It’s pure genius, I tell you. Pure delicious genius.
Mushroom and Spinach Ris-oat-o
Adapted from TasteSpotting
Adaptations: I used more fresh thyme (that I removed from the sprigs), omitted the bay leaf, added spinach, and sautéed the mushrooms in a little Marsala wine. I also slightly reduced the amount of oats in proportion to the mushrooms, and finished the dish with a drizzle of balsamic vinegar. The oatmeal also took longer for me to cook than the recipe instructed so I adjusted the cooking time below.
1/3 cup finely diced onion
1 clove garlic, minced
2-3 sprigs fresh thyme, leaves removed
1/3 cup steel cut oats
2 cups chicken broth
1 cup shiitakes, baby bella mushrooms
2 tablespoons dry Marsala wine
1 cup spinach
Salt, pepper to taste
Balsamic vinegar to finish
Optional fried egg
Heat splash of olive oil in small saucepan over medium heat. Add onions and sauté until translucent, about 5 minutes. Add minced garlic and cook until garlic is cooked, about 3 minutes.
Add the half the fresh thyme leaves, oats, and chicken broth to the saucepan. Bring to boil, then turn down heat to low.

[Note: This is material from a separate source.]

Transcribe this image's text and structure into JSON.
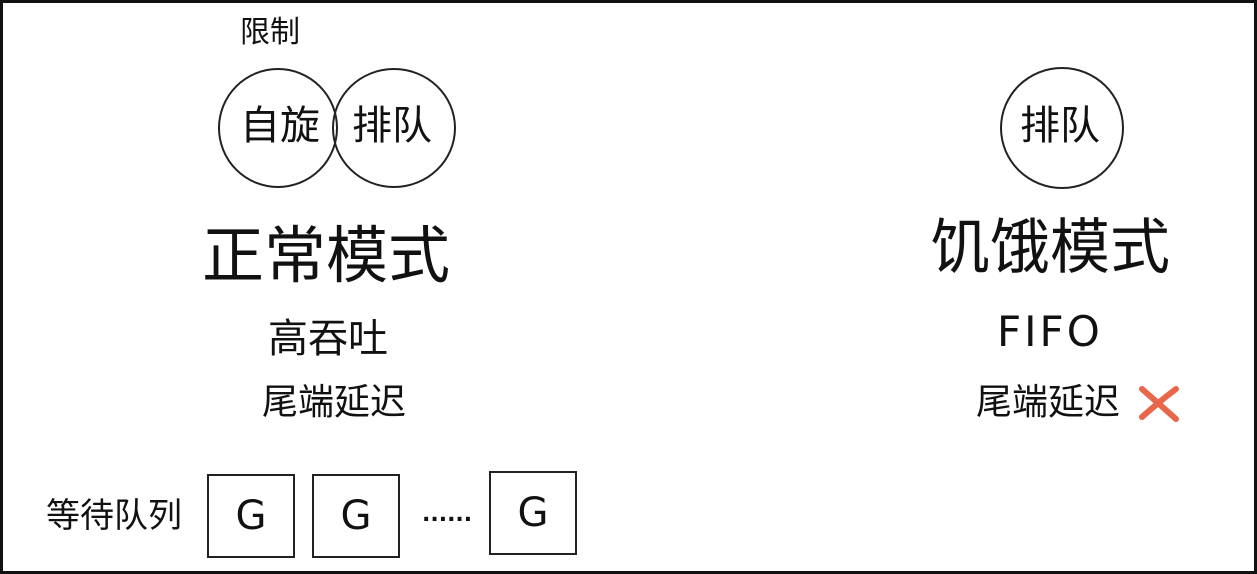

Simmer, stirring often, until oats are cooked through, about 30-35 minutes. Do not leave the kitchen (according to Sarah, burned oats are not a good thing). If the oats start to get too thick, stir in more chicken stock, about ¼ cup at a time.
While the oats are simmering, heat a splash of olive oil in medium sauté pan. Add fresh mushrooms and sauté with the rest of the thyme and the Marsala wine until mushrooms are browned, about 5 minutes. Season with salt and pepper to taste, set aside.
Reheat the pan and briefly sauté the spinach until just wilted. Remove with a slotted spoon and then place on a paper towel to absorb and excess liquid.
When oats are cooked, stir in browned mushrooms and spinach. Taste and adjust seasoning with salt and pepper.
Serve hot, garnish with fresh thyme and optional balsamic vinegar. Can also top with a perfectly fried egg.